• **Required work**
Output the entries below unchanged, except for the pictures.

Element data from apps and pages:
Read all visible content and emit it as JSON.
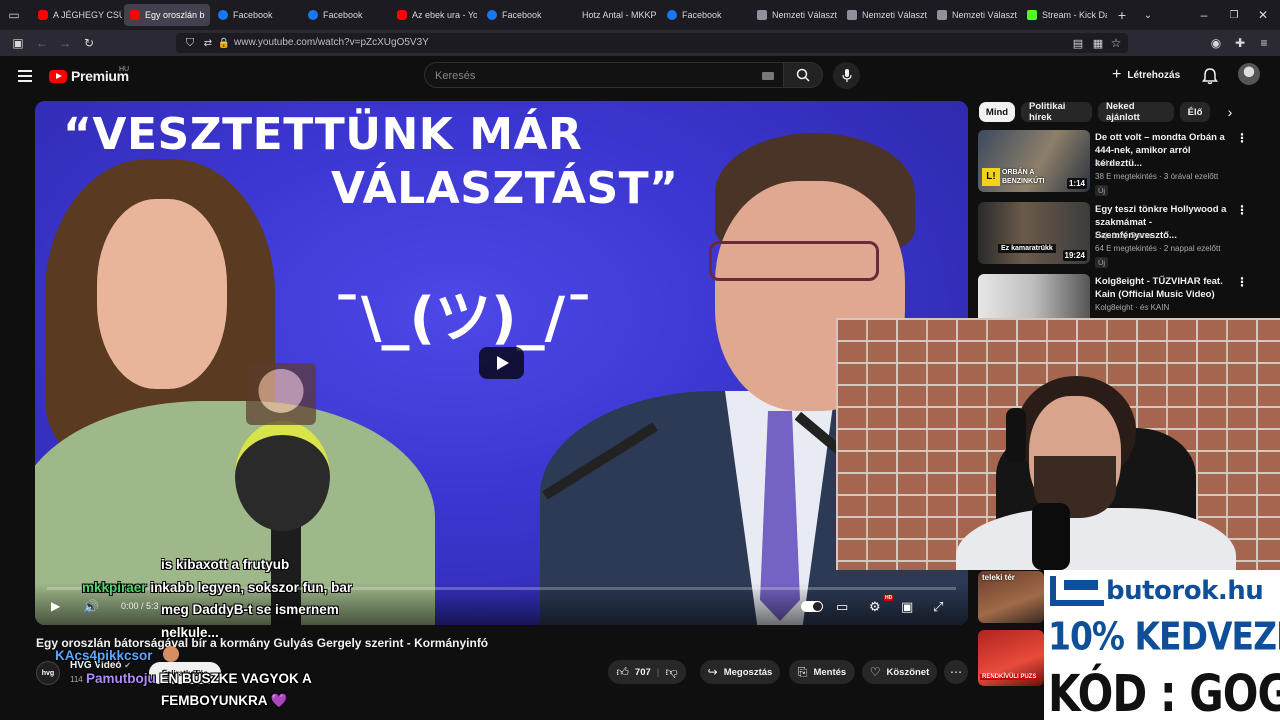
{
  "browser": {
    "tabs": [
      {
        "label": "A JÉGHEGY CSÚC",
        "icon": "youtube-icon",
        "active": false
      },
      {
        "label": "Egy oroszlán b",
        "icon": "youtube-icon",
        "active": true
      },
      {
        "label": "Facebook",
        "icon": "facebook-icon",
        "active": false
      },
      {
        "label": "Facebook",
        "icon": "facebook-icon",
        "active": false
      },
      {
        "label": "Az ebek ura - You",
        "icon": "youtube-icon",
        "active": false
      },
      {
        "label": "Facebook",
        "icon": "facebook-icon",
        "active": false
      },
      {
        "label": "Hotz Antal - MKKP",
        "icon": "none",
        "active": false
      },
      {
        "label": "Facebook",
        "icon": "facebook-icon",
        "active": false
      },
      {
        "label": "Nemzeti Választá",
        "icon": "document-icon",
        "active": false
      },
      {
        "label": "Nemzeti Választá",
        "icon": "document-icon",
        "active": false
      },
      {
        "label": "Nemzeti Választá",
        "icon": "document-icon",
        "active": false
      },
      {
        "label": "Stream - Kick Da",
        "icon": "kick-icon",
        "active": false
      }
    ],
    "url": "www.youtube.com/watch?v=pZcXUgO5V3Y"
  },
  "header": {
    "logo_text": "Premium",
    "logo_region": "HU",
    "search_placeholder": "Keresés",
    "create_label": "Létrehozás"
  },
  "video": {
    "thumb_title_line1": "“VESZTETTÜNK MÁR",
    "thumb_title_line2": "VÁLASZTÁST”",
    "thumb_shrug": "¯\\_(ツ)_/¯",
    "time": "0:00 / 5:3",
    "progress": 0,
    "title": "Egy oroszlán bátorságával bír a kormány Gulyás Gergely szerint - Kormányinfó",
    "channel_name": "HVG Videó",
    "channel_avatar_text": "hvg",
    "subscribers": "114",
    "subscribe_label": "Feliratkozás",
    "likes": "707",
    "share_label": "Megosztás",
    "save_label": "Mentés",
    "thanks_label": "Köszönet"
  },
  "chips": [
    "Mind",
    "Politikai hírek",
    "Neked ajánlott",
    "Élő"
  ],
  "recommendations": [
    {
      "title": "De ott volt – mondta Orbán a 444-nek, amikor arról kérdeztü...",
      "channel": "444.hu",
      "meta": "38 E megtekintés · 3 órával ezelőtt",
      "badge": "Új",
      "duration": "1:14",
      "thumb_text": "ORBÁN A BENZINKÚTI"
    },
    {
      "title": "Egy teszi tönkre Hollywood a szakmámat - Szemfényvesztő...",
      "channel": "Hajnóczy Soma",
      "meta": "64 E megtekintés · 2 nappal ezelőtt",
      "badge": "Új",
      "duration": "19:24",
      "thumb_text": "Ez kamaratrükk"
    },
    {
      "title": "Kolg8eight - TŰZVIHAR feat. Kain (Official Music Video)",
      "channel": "Kolg8eight · és KAIN",
      "meta": "",
      "badge": "",
      "duration": "",
      "thumb_text": ""
    }
  ],
  "partial_recs": [
    "teleki tér",
    "RENDKÍVÜLI PUZS"
  ],
  "chat": [
    {
      "text": "is kibaxott a frutyub",
      "user": "",
      "faded": false
    },
    {
      "user": "mkkpiraer",
      "text": "inkabb legyen, sokszor fun, bar",
      "faded": false
    },
    {
      "text": "meg DaddyB-t se ismernem",
      "user": "",
      "faded": false
    },
    {
      "text": "nelkule...",
      "user": "",
      "faded": false
    },
    {
      "user": "KAcs4pikkcsor",
      "text": "",
      "faded": false
    },
    {
      "user": "Pamutboju",
      "text": "ÉN BÜSZKE VAGYOK A",
      "faded": false
    },
    {
      "text": "FEMBOYUNKRA 💜",
      "user": "",
      "faded": false
    }
  ],
  "ad": {
    "brand": "butorok.hu",
    "line1": "10% KEDVEZMÉNY",
    "line2": "KÓD : GOGGER"
  },
  "colors": {
    "accent": "#ff0000",
    "ad_blue": "#0f4f9a",
    "chat_user_green": "#52d96b",
    "chat_user_blue": "#5aa9ff",
    "chat_user_purple": "#b18cff"
  }
}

• **Reply**
Read all visible content and emit it as JSON.
{
  "browser": {
    "tabs": [
      {
        "label": "A JÉGHEGY CSÚC",
        "icon": "youtube-icon",
        "active": false
      },
      {
        "label": "Egy oroszlán b",
        "icon": "youtube-icon",
        "active": true
      },
      {
        "label": "Facebook",
        "icon": "facebook-icon",
        "active": false
      },
      {
        "label": "Facebook",
        "icon": "facebook-icon",
        "active": false
      },
      {
        "label": "Az ebek ura - You",
        "icon": "youtube-icon",
        "active": false
      },
      {
        "label": "Facebook",
        "icon": "facebook-icon",
        "active": false
      },
      {
        "label": "Hotz Antal - MKKP",
        "icon": "none",
        "active": false
      },
      {
        "label": "Facebook",
        "icon": "facebook-icon",
        "active": false
      },
      {
        "label": "Nemzeti Választá",
        "icon": "document-icon",
        "active": false
      },
      {
        "label": "Nemzeti Választá",
        "icon": "document-icon",
        "active": false
      },
      {
        "label": "Nemzeti Választá",
        "icon": "document-icon",
        "active": false
      },
      {
        "label": "Stream - Kick Da",
        "icon": "kick-icon",
        "active": false
      }
    ],
    "url": "www.youtube.com/watch?v=pZcXUgO5V3Y"
  },
  "header": {
    "logo_text": "Premium",
    "logo_region": "HU",
    "search_placeholder": "Keresés",
    "create_label": "Létrehozás"
  },
  "video": {
    "thumb_title_line1": "“VESZTETTÜNK MÁR",
    "thumb_title_line2": "VÁLASZTÁST”",
    "thumb_shrug": "¯\\_(ツ)_/¯",
    "time": "0:00 / 5:3",
    "progress": 0,
    "title": "Egy oroszlán bátorságával bír a kormány Gulyás Gergely szerint - Kormányinfó",
    "channel_name": "HVG Videó",
    "channel_avatar_text": "hvg",
    "subscribers": "114",
    "subscribe_label": "Feliratkozás",
    "likes": "707",
    "share_label": "Megosztás",
    "save_label": "Mentés",
    "thanks_label": "Köszönet"
  },
  "chips": [
    "Mind",
    "Politikai hírek",
    "Neked ajánlott",
    "Élő"
  ],
  "recommendations": [
    {
      "title": "De ott volt – mondta Orbán a 444-nek, amikor arról kérdeztü...",
      "channel": "444.hu",
      "meta": "38 E megtekintés · 3 órával ezelőtt",
      "badge": "Új",
      "duration": "1:14",
      "thumb_text": "ORBÁN A BENZINKÚTI"
    },
    {
      "title": "Egy teszi tönkre Hollywood a szakmámat - Szemfényvesztő...",
      "channel": "Hajnóczy Soma",
      "meta": "64 E megtekintés · 2 nappal ezelőtt",
      "badge": "Új",
      "duration": "19:24",
      "thumb_text": "Ez kamaratrükk"
    },
    {
      "title": "Kolg8eight - TŰZVIHAR feat. Kain (Official Music Video)",
      "channel": "Kolg8eight · és KAIN",
      "meta": "",
      "badge": "",
      "duration": "",
      "thumb_text": ""
    }
  ],
  "partial_recs": [
    "teleki tér",
    "RENDKÍVÜLI PUZS"
  ],
  "chat": [
    {
      "text": "is kibaxott a frutyub",
      "user": "",
      "faded": false
    },
    {
      "user": "mkkpiraer",
      "text": "inkabb legyen, sokszor fun, bar",
      "faded": false
    },
    {
      "text": "meg DaddyB-t se ismernem",
      "user": "",
      "faded": false
    },
    {
      "text": "nelkule...",
      "user": "",
      "faded": false
    },
    {
      "user": "KAcs4pikkcsor",
      "text": "",
      "faded": false
    },
    {
      "user": "Pamutboju",
      "text": "ÉN BÜSZKE VAGYOK A",
      "faded": false
    },
    {
      "text": "FEMBOYUNKRA 💜",
      "user": "",
      "faded": false
    }
  ],
  "ad": {
    "brand": "butorok.hu",
    "line1": "10% KEDVEZMÉNY",
    "line2": "KÓD : GOGGER"
  },
  "colors": {
    "accent": "#ff0000",
    "ad_blue": "#0f4f9a",
    "chat_user_green": "#52d96b",
    "chat_user_blue": "#5aa9ff",
    "chat_user_purple": "#b18cff"
  }
}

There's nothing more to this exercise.